To say that Palau is a lopsided season would be a massive understatement. While we’ve seen dominant tribes throughout Survivor history, none have been so consistently impressive as the Koror tribe, who send their opponents, Ulong, to eight consecutive pre-merge Tribal Councils, whittling down the competition one castaway at a time. The utter decimation of Ulong is the story of the pre-merge, and it culminates here, with just two Ulong tribe members remaining: Bobby Jon Drinkard and Stephenie LaGrossa.
The episode opens with Bobby Jon and Stephenie returning to their lonely and quiet camp, disappointed in their continuing challenge losses but still optimistic that they can win the next one. However, on-brand for Ulong, that optimism is short-lived as they’re beaten in a balut eating Reward challenge by the dynamic duo of Ian Rosenberger and Tom. After serving the Ulong tribe (if you can call it that) another devastating challenge loss, Koror wins 55-gallons of freshwater, but it’s not all smiles, as chaos breaks out at both camps.
Koror struggles with having too many resources—too much water that they can’t decide whether to use it for showering or drinking. Tom insists on using the newly won shower for drinking purposes only, which not everyone on the tribe agrees with. The grass is always greener on the other side, though, as, back at Ulong, Bobby Jon has a complete breakdown after losing to Tom repeatedly. He makes weird noises at coconuts, disregards any form of hygiene, and debates over “snot-rockets” (I can’t explain it, you just have to watch it). Bobby Jon’s behavior even starts to worry Stephenie.
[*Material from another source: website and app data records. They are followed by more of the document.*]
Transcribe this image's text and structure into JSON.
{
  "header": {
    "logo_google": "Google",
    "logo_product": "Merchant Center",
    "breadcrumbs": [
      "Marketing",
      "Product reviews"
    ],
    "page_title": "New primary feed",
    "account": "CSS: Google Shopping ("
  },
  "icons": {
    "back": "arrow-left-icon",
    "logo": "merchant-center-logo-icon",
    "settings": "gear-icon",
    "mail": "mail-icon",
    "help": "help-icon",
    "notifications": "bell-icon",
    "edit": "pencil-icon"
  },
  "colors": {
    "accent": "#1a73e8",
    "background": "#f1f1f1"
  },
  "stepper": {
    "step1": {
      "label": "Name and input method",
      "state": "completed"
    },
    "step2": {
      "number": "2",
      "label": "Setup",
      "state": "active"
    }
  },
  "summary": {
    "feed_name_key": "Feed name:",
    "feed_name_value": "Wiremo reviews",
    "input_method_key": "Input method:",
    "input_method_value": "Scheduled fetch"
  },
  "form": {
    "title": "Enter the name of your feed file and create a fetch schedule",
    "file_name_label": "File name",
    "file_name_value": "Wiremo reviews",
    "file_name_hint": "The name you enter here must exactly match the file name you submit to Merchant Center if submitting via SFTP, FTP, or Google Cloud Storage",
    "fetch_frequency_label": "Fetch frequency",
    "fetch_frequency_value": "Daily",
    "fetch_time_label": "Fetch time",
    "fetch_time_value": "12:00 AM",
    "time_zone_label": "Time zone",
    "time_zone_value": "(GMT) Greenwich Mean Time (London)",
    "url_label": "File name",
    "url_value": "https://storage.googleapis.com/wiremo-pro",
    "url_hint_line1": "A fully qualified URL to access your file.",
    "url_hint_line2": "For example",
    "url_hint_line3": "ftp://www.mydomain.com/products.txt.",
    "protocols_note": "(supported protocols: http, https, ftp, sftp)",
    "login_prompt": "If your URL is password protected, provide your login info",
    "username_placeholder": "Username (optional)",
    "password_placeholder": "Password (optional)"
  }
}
There is more false-held optimism for Ulong at the Immunity challenge, which is closely run but ends in the same result: defeat. Now what? Never before had a tribe being whittled down to just two members. Bobby Jon and Stephenie soon deduce that they will have to face-off in a challenge against one another to determine who survives. At Tribal, Jeff Probst asks Bobby Jon what the key to survival is in this game, and, in short, Bobby replies, “fire.” And that’s precisely what it comes down to. For the first time in Survivor history, there will be a fire-making challenge at Tribal to determine who stays and who goes.
It’s shocking, emotional, and extremely tense, as Bobby Jon and Stephenie, bonded through their shared adversity, are forced to compete against one another. And it’s a close competition, but, as the tale goes, Stephenie, the one less confident in her fire-making ability, pulls out the win. Bobby Jon is eliminated, and Stephenie becomes the first and only person ever to be the sole survivor of their own tribe, cementing her legacy as a Survivor icon in the process. Stephenie might not be the best player ever, and her arrogance hurt her reputation somewhat in Guatemala, but her perseverance here makes her a true Survivor hero.
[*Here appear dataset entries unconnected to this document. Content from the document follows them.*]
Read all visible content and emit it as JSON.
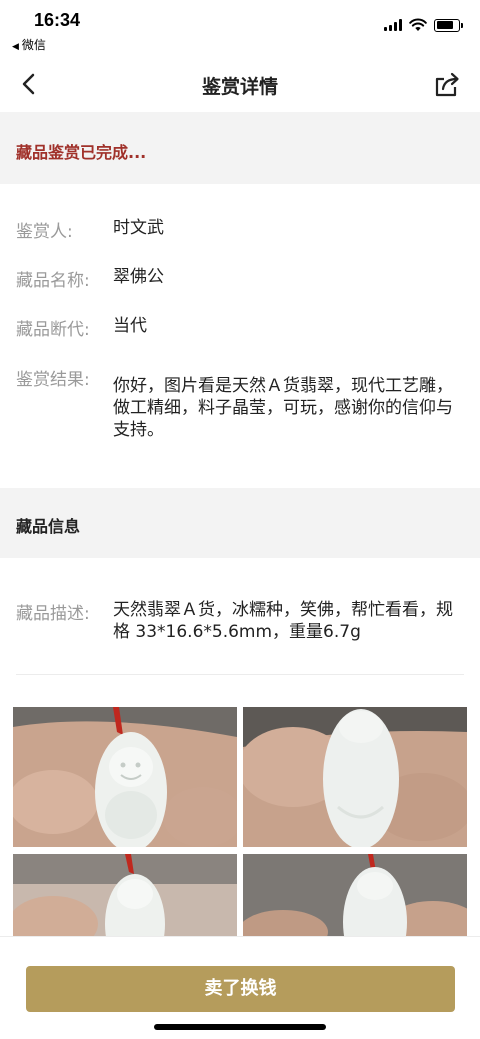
{
  "status_bar": {
    "time": "16:34",
    "back_app": "微信",
    "icons": [
      "cellular-signal-icon",
      "wifi-icon",
      "battery-icon"
    ]
  },
  "nav": {
    "title": "鉴赏详情",
    "back_icon": "chevron-left-icon",
    "share_icon": "share-icon"
  },
  "notice": {
    "text": "藏品鉴赏已完成..."
  },
  "appraisal": {
    "appraiser_label": "鉴赏人:",
    "appraiser_value": "时文武",
    "name_label": "藏品名称:",
    "name_value": "翠佛公",
    "period_label": "藏品断代:",
    "period_value": "当代",
    "result_label": "鉴赏结果:",
    "result_value": "你好，图片看是天然Ａ货翡翠，现代工艺雕，做工精细，料子晶莹，可玩，感谢你的信仰与支持。"
  },
  "item_info": {
    "header": "藏品信息",
    "desc_label": "藏品描述:",
    "desc_value": "天然翡翠Ａ货，冰糯种，笑佛，帮忙看看，规格 33*16.6*5.6mm，重量6.7g"
  },
  "photos": [
    {
      "name": "jade-buddha-front-photo"
    },
    {
      "name": "jade-buddha-back-photo"
    },
    {
      "name": "jade-buddha-front-photo-2"
    },
    {
      "name": "jade-buddha-back-photo-2"
    }
  ],
  "footer": {
    "sell_button": "卖了换钱"
  },
  "colors": {
    "accent_gold": "#b59c5c",
    "notice_red": "#a0312a",
    "section_bg": "#f3f3f3",
    "label_gray": "#9a9a9a"
  }
}
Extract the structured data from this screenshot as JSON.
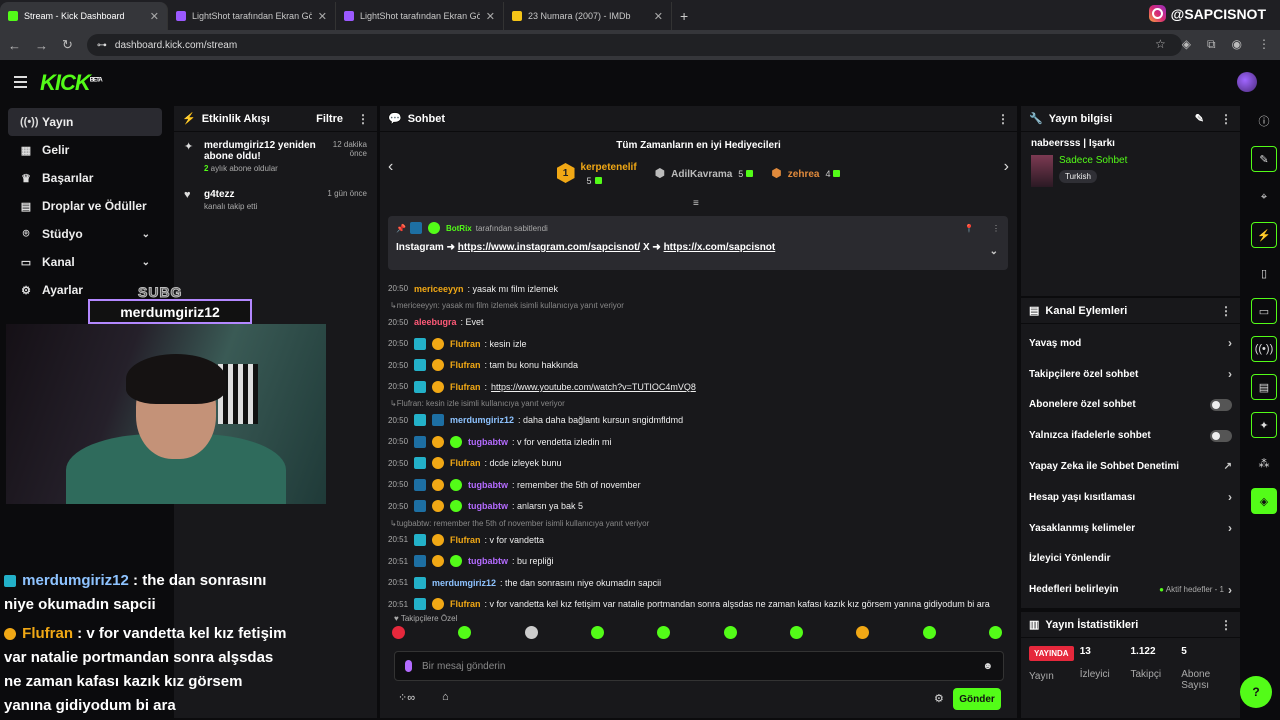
{
  "browser": {
    "tabs": [
      {
        "title": "Stream - Kick Dashboard",
        "color": "#53fc18",
        "active": true
      },
      {
        "title": "LightShot tarafından Ekran Gör",
        "color": "#9b59ff"
      },
      {
        "title": "LightShot tarafından Ekran Gör",
        "color": "#9b59ff"
      },
      {
        "title": "23 Numara (2007) - IMDb",
        "color": "#f5c518"
      }
    ],
    "url": "dashboard.kick.com/stream",
    "brand": "@SAPCISNOT"
  },
  "app": {
    "logo": "KICK",
    "logo_sup": "BETA"
  },
  "sidebar": {
    "items": [
      {
        "label": "Yayın",
        "icon": "broadcast-icon",
        "glyph": "((•))"
      },
      {
        "label": "Gelir",
        "icon": "revenue-icon",
        "glyph": "▦"
      },
      {
        "label": "Başarılar",
        "icon": "trophy-icon",
        "glyph": "♛"
      },
      {
        "label": "Droplar ve Ödüller",
        "icon": "drops-icon",
        "glyph": "▤"
      },
      {
        "label": "Stüdyo",
        "icon": "studio-icon",
        "glyph": "⌾"
      },
      {
        "label": "Kanal",
        "icon": "channel-icon",
        "glyph": "▭"
      },
      {
        "label": "Ayarlar",
        "icon": "settings-icon",
        "glyph": "⚙"
      }
    ]
  },
  "activity": {
    "title": "Etkinlik Akışı",
    "filter": "Filtre",
    "items": [
      {
        "name": "merdumgiriz12 yeniden abone oldu!",
        "highlight": "2",
        "sub": " aylık abone oldular",
        "time": "12 dakika önce"
      },
      {
        "name": "g4tezz",
        "highlight": "",
        "sub": "kanalı takip etti",
        "time": "1 gün önce"
      }
    ]
  },
  "chat": {
    "title": "Sohbet",
    "gifters_title": "Tüm Zamanların en iyi Hediyecileri",
    "gifters": [
      {
        "rank": "1",
        "name": "kerpetenelif",
        "count": "5",
        "color": "#f1a815"
      },
      {
        "name": "AdilKavrama",
        "count": "5",
        "color": "#bbbbbb"
      },
      {
        "name": "zehrea",
        "count": "4",
        "color": "#e08a3c"
      }
    ],
    "pinned_by": "BotRix",
    "pinned_suffix": "tarafından sabitlendi",
    "pinned_prefix": "Instagram ➜ ",
    "pinned_link1": "https://www.instagram.com/sapcisnot/",
    "pinned_mid": " X ➜ ",
    "pinned_link2": "https://x.com/sapcisnot",
    "messages": [
      {
        "time": "20:50",
        "user": "mericeeyyn",
        "color": "#f1a815",
        "text": ": yasak mı film izlemek",
        "badges": []
      },
      {
        "reply": "mericeeyyn: yasak mı film izlemek isimli kullanıcıya yanıt veriyor"
      },
      {
        "time": "20:50",
        "user": "aleebugra",
        "color": "#ff5a78",
        "text": ": Evet",
        "badges": []
      },
      {
        "time": "20:50",
        "user": "Flufran",
        "color": "#f1a815",
        "text": ": kesin izle",
        "badges": [
          "b-cyan",
          "b-gift"
        ]
      },
      {
        "time": "20:50",
        "user": "Flufran",
        "color": "#f1a815",
        "text": ": tam bu konu hakkında",
        "badges": [
          "b-cyan",
          "b-gift"
        ]
      },
      {
        "time": "20:50",
        "user": "Flufran",
        "color": "#f1a815",
        "text": ": ",
        "link": "https://www.youtube.com/watch?v=TUTIOC4mVQ8",
        "badges": [
          "b-cyan",
          "b-gift"
        ]
      },
      {
        "reply": "Flufran: kesin izle isimli kullanıcıya yanıt veriyor"
      },
      {
        "time": "20:50",
        "user": "merdumgiriz12",
        "color": "#8ec3ff",
        "text": ": daha daha bağlantı kursun sngidmfldmd",
        "badges": [
          "b-cyan",
          "b-sub"
        ]
      },
      {
        "time": "20:50",
        "user": "tugbabtw",
        "color": "#b46bff",
        "text": ": v for vendetta izledin mi",
        "badges": [
          "b-sub",
          "b-gift",
          "b-bot"
        ]
      },
      {
        "time": "20:50",
        "user": "Flufran",
        "color": "#f1a815",
        "text": ": dcde izleyek bunu",
        "badges": [
          "b-cyan",
          "b-gift"
        ]
      },
      {
        "time": "20:50",
        "user": "tugbabtw",
        "color": "#b46bff",
        "text": ": remember the 5th of november",
        "badges": [
          "b-sub",
          "b-gift",
          "b-bot"
        ]
      },
      {
        "time": "20:50",
        "user": "tugbabtw",
        "color": "#b46bff",
        "text": ": anlarsn ya bak 5",
        "badges": [
          "b-sub",
          "b-gift",
          "b-bot"
        ]
      },
      {
        "reply": "tugbabtw: remember the 5th of november isimli kullanıcıya yanıt veriyor"
      },
      {
        "time": "20:51",
        "user": "Flufran",
        "color": "#f1a815",
        "text": ": v for vandetta",
        "badges": [
          "b-cyan",
          "b-gift"
        ]
      },
      {
        "time": "20:51",
        "user": "tugbabtw",
        "color": "#b46bff",
        "text": ": bu repliği",
        "badges": [
          "b-sub",
          "b-gift",
          "b-bot"
        ]
      },
      {
        "time": "20:51",
        "user": "merdumgiriz12",
        "color": "#8ec3ff",
        "text": ": the dan sonrasını niye okumadın sapcii",
        "badges": [
          "b-cyan"
        ]
      },
      {
        "time": "20:51",
        "user": "Flufran",
        "color": "#f1a815",
        "text": ": v for vandetta kel kız fetişim var natalie portmandan sonra alşsdas ne zaman kafası kazık kız görsem yanına gidiyodum bi ara",
        "badges": [
          "b-cyan",
          "b-gift"
        ]
      }
    ],
    "followers_only": "Takipçilere Özel",
    "input_placeholder": "Bir mesaj gönderin",
    "send": "Gönder"
  },
  "stream_info": {
    "title": "Yayın bilgisi",
    "stream_title": "nabeersss | Işarkı",
    "category": "Sadece Sohbet",
    "language": "Turkish"
  },
  "channel_actions": {
    "title": "Kanal Eylemleri",
    "rows": [
      {
        "label": "Yavaş mod",
        "type": "chevron"
      },
      {
        "label": "Takipçilere özel sohbet",
        "type": "chevron"
      },
      {
        "label": "Abonelere özel sohbet",
        "type": "toggle"
      },
      {
        "label": "Yalnızca ifadelerle sohbet",
        "type": "toggle"
      },
      {
        "label": "Yapay Zeka ile Sohbet Denetimi",
        "type": "external"
      },
      {
        "label": "Hesap yaşı kısıtlaması",
        "type": "chevron"
      },
      {
        "label": "Yasaklanmış kelimeler",
        "type": "chevron"
      },
      {
        "label": "İzleyici Yönlendir",
        "type": "none"
      },
      {
        "label": "Hedefleri belirleyin",
        "type": "goal",
        "extra": "Aktif hedefler - 1"
      }
    ]
  },
  "stats": {
    "title": "Yayın İstatistikleri",
    "live": "YAYINDA",
    "items": [
      {
        "value": "",
        "label": "Yayın"
      },
      {
        "value": "13",
        "label": "İzleyici"
      },
      {
        "value": "1.122",
        "label": "Takipçi"
      },
      {
        "value": "5",
        "label": "Abone Sayısı"
      }
    ]
  },
  "overlay": {
    "sub_label": "SUBG",
    "sub_name": "merdumgiriz12",
    "line1_user": "merdumgiriz12",
    "line1_text": " : the dan sonrasını niye okumadın sapcii",
    "line2_user": "Flufran",
    "line2_text": " : v for vandetta kel kız fetişim var natalie portmandan sonra alşsdas ne zaman kafası kazık kız görsem yanına gidiyodum bi ara"
  }
}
Putting aside the challenges and the strategies, before anything else, Survivor is a mental game. Over the years, there have been many castaways that have completely lost it, quit, given up, some of them in far better situations than the Ulong tribe found itself in. But this episode highlights two players with the grit and determination to keep going, no matter how dire the circumstances. It shows us the fundamental principle of mental fortitude, of having to outlast before you can even think of outwitting.
Check back tomorrow when we reveal which episode placed at number 54. You can check out the previous entries here.